Virta Health visionary behind diabetes ‘cure’ of the future

Sami Inkinen

By Marika Sboros

For diabetes treatment of the future, look no further than Virta Health. The US start-up is an online specialty medical clinic with a brilliant app for type 2 diabetics. It is on track to achieve a holy grail: a diabetes ‘cure’ without drugs or surgery.

It’s  the closest that modern medicine comes to a ‘cure’ for the global epidemic.

Virta Health‘s ‘cure’ is safe, sustainable, cheap and accessible. Virta is about to publish research on its method that looks set to be a game-changer. It’s the largest and longest trial using the ketogenic (very low-carb, high-fat) diet to treat type 2 diabetes.

The visionary founder behind Virta is its 41-year-old Finnish-born CEO, Sami Inkinen. He’s a data-driven technology entrepreneur and multi-millionaire philanthropist. His co-founders are the ‘fathers’ of ketogenic diets: Prof Stephen Phinney and Prof Jeff Volek. I call them the ‘kings of ketosis’.

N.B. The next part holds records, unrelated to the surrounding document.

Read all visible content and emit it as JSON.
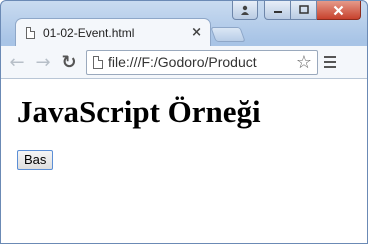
{
  "window": {
    "controls": {
      "user_icon": "user-icon",
      "minimize_icon": "minimize-icon",
      "maximize_icon": "maximize-icon",
      "close_icon": "close-icon"
    }
  },
  "tabs": [
    {
      "title": "01-02-Event.html",
      "active": true
    }
  ],
  "toolbar": {
    "url": "file:///F:/Godoro/Product",
    "back_glyph": "←",
    "forward_glyph": "→",
    "reload_glyph": "↻",
    "star_glyph": "☆"
  },
  "page": {
    "heading": "JavaScript Örneği",
    "button_label": "Bas"
  },
  "colors": {
    "frame": "#a8c4e6",
    "close_button": "#c7422d",
    "button_border": "#5c8fd6"
  }
}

Yet ketogenic diets are still controversial, despite significant and growing anecdotal evidence. Many doctors and dietitians still believe that ketogenic diets will be killers rather than saviours of diabetics.



Think you can outrun a bad diet? Fat chance!

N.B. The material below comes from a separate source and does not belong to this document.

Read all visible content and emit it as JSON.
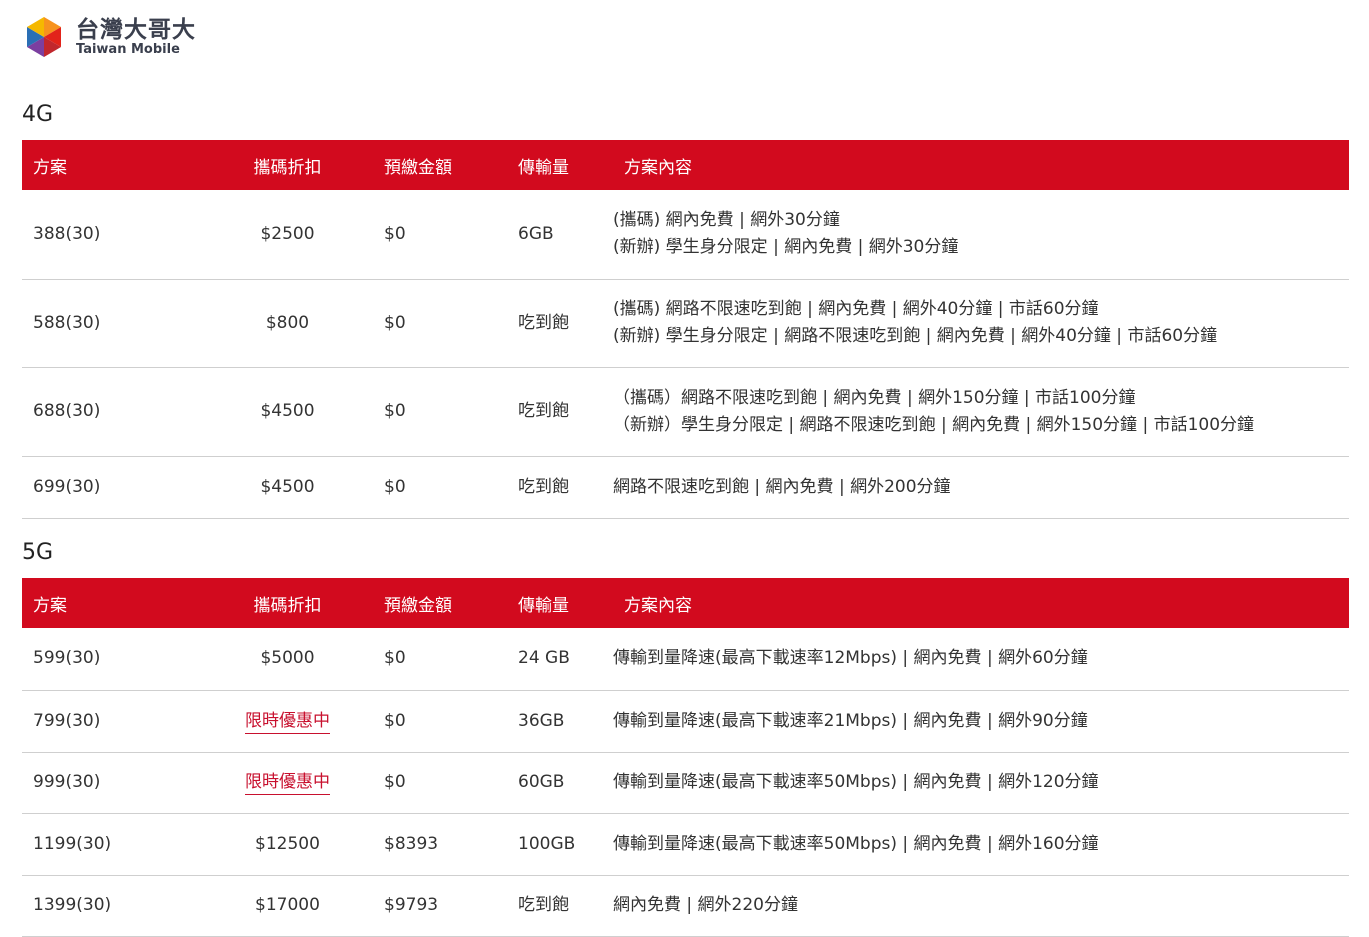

MAN RUN EXERCISEDoctors and dietitians wedded to old nutrition paradigms want you to believe that obesity is the result of gluttony and sloth; that all you have to do to shed adipose tissue (the medical profession’s euphemism for excess body fat)  is to eat less and move more. Canadian nephrologist Dr Jason Fung says that’s a recipe for starvation. Fung joins growing numbers of doctors and scientists who don’t have links to vested interests in food and drug industries and who say the science is there to show that you really can’t outrun a bad diet. They aren’t saying exercise isn’t important. It is – for stamina, toning and cardiac fitness. It just isn’t an effective weight loss tool. Here’s what three world authorities say on the topic:  

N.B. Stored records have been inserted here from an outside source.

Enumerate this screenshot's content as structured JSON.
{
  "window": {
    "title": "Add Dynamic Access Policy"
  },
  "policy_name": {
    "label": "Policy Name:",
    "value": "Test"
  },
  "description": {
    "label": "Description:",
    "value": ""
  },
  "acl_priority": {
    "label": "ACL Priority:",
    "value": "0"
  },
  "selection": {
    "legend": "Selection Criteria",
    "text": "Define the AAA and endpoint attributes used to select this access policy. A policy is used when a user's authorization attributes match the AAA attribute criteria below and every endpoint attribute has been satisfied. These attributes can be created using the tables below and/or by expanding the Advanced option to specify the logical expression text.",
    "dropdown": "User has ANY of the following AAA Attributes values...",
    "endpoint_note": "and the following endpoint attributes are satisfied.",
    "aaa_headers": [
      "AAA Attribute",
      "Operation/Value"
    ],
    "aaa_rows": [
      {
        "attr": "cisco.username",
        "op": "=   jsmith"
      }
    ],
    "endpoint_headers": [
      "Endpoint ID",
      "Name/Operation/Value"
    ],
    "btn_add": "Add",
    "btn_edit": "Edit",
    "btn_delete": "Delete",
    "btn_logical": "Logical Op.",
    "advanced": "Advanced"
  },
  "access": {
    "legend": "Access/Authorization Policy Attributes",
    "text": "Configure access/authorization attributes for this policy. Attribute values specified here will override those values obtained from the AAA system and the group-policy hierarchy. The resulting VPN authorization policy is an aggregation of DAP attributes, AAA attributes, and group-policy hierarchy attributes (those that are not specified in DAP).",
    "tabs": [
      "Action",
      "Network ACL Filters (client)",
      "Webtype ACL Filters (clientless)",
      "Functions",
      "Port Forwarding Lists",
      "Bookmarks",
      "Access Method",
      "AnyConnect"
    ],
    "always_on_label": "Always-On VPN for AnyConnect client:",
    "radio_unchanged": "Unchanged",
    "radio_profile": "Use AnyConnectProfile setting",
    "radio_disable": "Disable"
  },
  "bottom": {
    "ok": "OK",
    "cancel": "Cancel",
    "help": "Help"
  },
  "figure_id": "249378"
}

By Marika Sboros

It no real surprise that a message about exercise and weightloss in an editorial in the British Journal of Sports Medicine (BJSM) in 2015 by three of the world’s top experts in low-carb, high-fat (LCHF) got lost in translation …